Few have questioned whether utilities’ communications are important, but many in public safety traditionally have argued that these communications typically do not rise to the mission-critical level of traditional first-responder communications.
Indeed, on a daily basis, many utility communications may not have the same urgency as those of public safety. If an electric meter is not read for a day or a week, justice will not be compromised and no one will be injured or die. Indeed, even most brownouts or blackouts are temporary in nature and prove to be more inconvenient than substantially damaging to life and property.
But the ability of utilities to perform their functions effectively can have a significant impact on public safety. When a major incident — for instance, a natural or man-made disaster — occurs, one of the first logistical issues that must be determined is whether utility systems are operating properly. If commercial electrical and gas power can be leveraged and drinking water is readily available, the response effort is much simpler than if even one of these critical components is not operational or has been compromised.

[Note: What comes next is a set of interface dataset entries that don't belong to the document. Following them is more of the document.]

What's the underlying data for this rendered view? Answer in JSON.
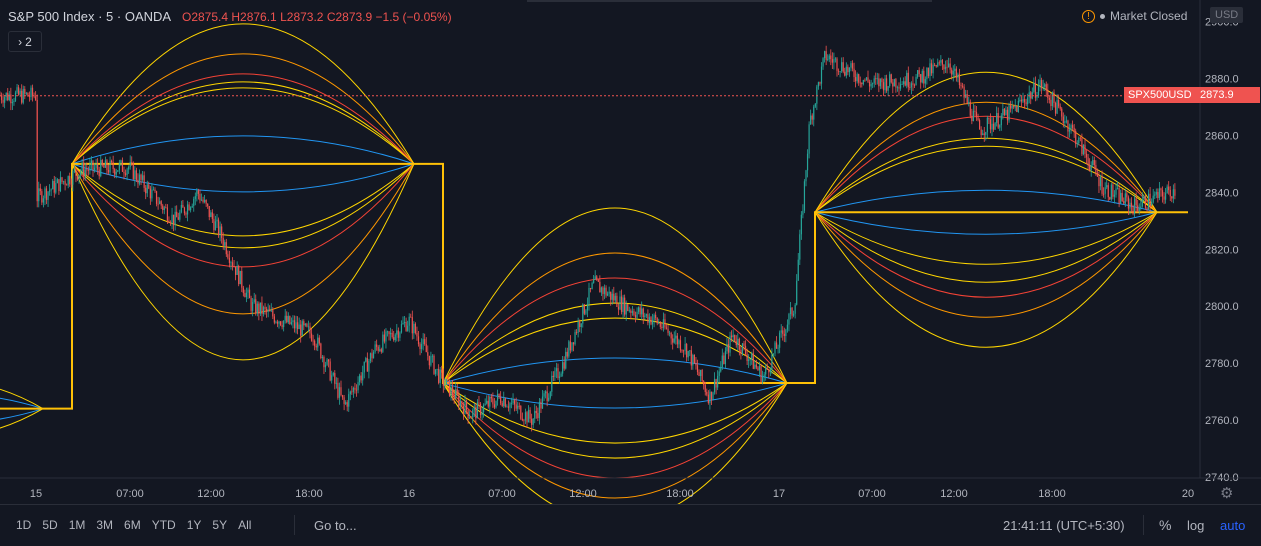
{
  "legend": {
    "symbol": "S&P 500 Index · 5 · OANDA",
    "open_label": "O",
    "open": "2875.4",
    "high_label": "H",
    "high": "2876.1",
    "low_label": "L",
    "low": "2873.2",
    "close_label": "C",
    "close": "2873.9",
    "change": "−1.5 (−0.05%)",
    "toggle_count": "2"
  },
  "market_status": "Market Closed",
  "currency": "USD",
  "price_tag": {
    "symbol": "SPX500USD",
    "price": "2873.9"
  },
  "price_axis": {
    "ticks": [
      "2900.0",
      "2880.0",
      "2860.0",
      "2840.0",
      "2820.0",
      "2800.0",
      "2780.0",
      "2760.0",
      "2740.0"
    ]
  },
  "time_axis": {
    "ticks": [
      "15",
      "07:00",
      "12:00",
      "18:00",
      "16",
      "07:00",
      "12:00",
      "18:00",
      "17",
      "07:00",
      "12:00",
      "18:00",
      "20"
    ]
  },
  "bottom_bar": {
    "ranges": [
      "1D",
      "5D",
      "1M",
      "3M",
      "6M",
      "YTD",
      "1Y",
      "5Y",
      "All"
    ],
    "goto": "Go to...",
    "clock": "21:41:11 (UTC+5:30)",
    "percent": "%",
    "log": "log",
    "auto": "auto"
  },
  "colors": {
    "background": "#131722",
    "up": "#26a69a",
    "down": "#ef5350",
    "step_line": "#ffc107",
    "arc_blue": "#2196f3",
    "arc_yellow": "#ffd600",
    "arc_orange": "#ff9800",
    "arc_red": "#f44336",
    "last_price": "#ef5350"
  },
  "chart_data": {
    "type": "candlestick",
    "symbol": "SPX500USD",
    "ylim": [
      2740,
      2900
    ],
    "last_price": 2873.9,
    "step_levels": [
      {
        "segment": "15",
        "value": 2764
      },
      {
        "segment": "15 07:00-16 00:00",
        "value": 2850
      },
      {
        "segment": "16 00:00-17 00:00",
        "value": 2773
      },
      {
        "segment": "17 00:00-20 00:00",
        "value": 2833
      }
    ],
    "close_path": [
      {
        "t": "15 00:00",
        "v": 2838
      },
      {
        "t": "15 03:00",
        "v": 2848
      },
      {
        "t": "15 06:00",
        "v": 2849
      },
      {
        "t": "15 09:00",
        "v": 2830
      },
      {
        "t": "15 10:30",
        "v": 2840
      },
      {
        "t": "15 12:00",
        "v": 2825
      },
      {
        "t": "15 14:00",
        "v": 2800
      },
      {
        "t": "15 16:00",
        "v": 2795
      },
      {
        "t": "15 18:00",
        "v": 2790
      },
      {
        "t": "15 20:00",
        "v": 2765
      },
      {
        "t": "15 22:00",
        "v": 2785
      },
      {
        "t": "16 00:00",
        "v": 2795
      },
      {
        "t": "16 02:00",
        "v": 2775
      },
      {
        "t": "16 04:00",
        "v": 2762
      },
      {
        "t": "16 06:00",
        "v": 2768
      },
      {
        "t": "16 08:00",
        "v": 2760
      },
      {
        "t": "16 10:00",
        "v": 2780
      },
      {
        "t": "16 12:00",
        "v": 2808
      },
      {
        "t": "16 14:00",
        "v": 2800
      },
      {
        "t": "16 16:00",
        "v": 2795
      },
      {
        "t": "16 18:00",
        "v": 2785
      },
      {
        "t": "16 19:30",
        "v": 2768
      },
      {
        "t": "16 21:00",
        "v": 2790
      },
      {
        "t": "16 23:00",
        "v": 2775
      },
      {
        "t": "17 01:00",
        "v": 2800
      },
      {
        "t": "17 02:00",
        "v": 2865
      },
      {
        "t": "17 03:00",
        "v": 2888
      },
      {
        "t": "17 06:00",
        "v": 2878
      },
      {
        "t": "17 09:00",
        "v": 2880
      },
      {
        "t": "17 11:00",
        "v": 2886
      },
      {
        "t": "17 13:00",
        "v": 2862
      },
      {
        "t": "17 15:00",
        "v": 2868
      },
      {
        "t": "17 17:00",
        "v": 2878
      },
      {
        "t": "17 19:00",
        "v": 2862
      },
      {
        "t": "17 21:00",
        "v": 2842
      },
      {
        "t": "17 23:00",
        "v": 2835
      },
      {
        "t": "18 01:00",
        "v": 2845
      },
      {
        "t": "18 03:00",
        "v": 2834
      },
      {
        "t": "18 05:00",
        "v": 2874
      }
    ]
  }
}
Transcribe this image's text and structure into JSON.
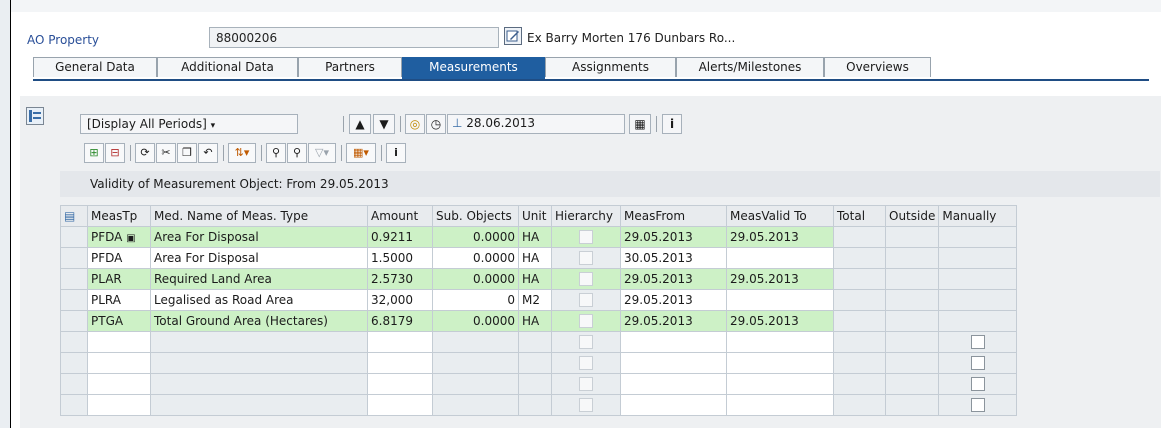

In fact, in some cases, traditional public safety is virtually helpless to take action until a utility is able to address a problem at a scene. One example is a fire associated with a gas leak, according to Lee Onsager of NV Energy in Nevada.
"If the power guys can’t talk to shut off the power, the fire guys sit there and watch it burn," Onsager said.
An even more dire example occurred in the aftermath of the 2011 tsunami that hit Japan and led to the meltdown of nuclear reactors in the region, which became the focus of international concern for several weeks after the disaster occurred.
In other cases, the lack of functioning utility infrastructure has exacerbated already challenging recovery efforts. After Hurricane Katrina, the lack of commercial power to provide cooling caused a key police radio system to shut down; meanwhile, first responders struggled to keep communications equipment powered. In the wake of Superstorm Sandy, the recovery effort was made much more difficult in certain areas where commercial power failed.
"The ability to set partnerships with utilities, and they become almost a first responder or a second responder in support of first responders, is going to be hugely helpful," said FirstNet board member Charles Dowd, who is a deputy chief in the New York Police Department. "You want to ensure that they can get their job done and that you can communicate with them efficiently during [disasters].
"If you look at any hurricane scenario in an older city like New York, there are overhead wires everywhere. A huge piece of our puzzle is deciding whether those wires are dangerous. Police and fire need the support of utilities to address that. And then you have trees down everywhere. The department of parks has teams going out, and they have to be able to communicate with first responders in order to prioritize which of those tree-down jobs they have to get to first."
This importance of utilities has been underscored in Christchurch, the second-largest city in New Zealand, which struggled to keep its commercial power grid online after a 2011 earthquake and a series of aftershocks, according to Paul Daigneault, CEO/managing director for MiMOMax Wireless.
"When the power goes out, people die," Daigneault said. "Power-utility communications [are] mission-critical. I would argue with anybody who says otherwise."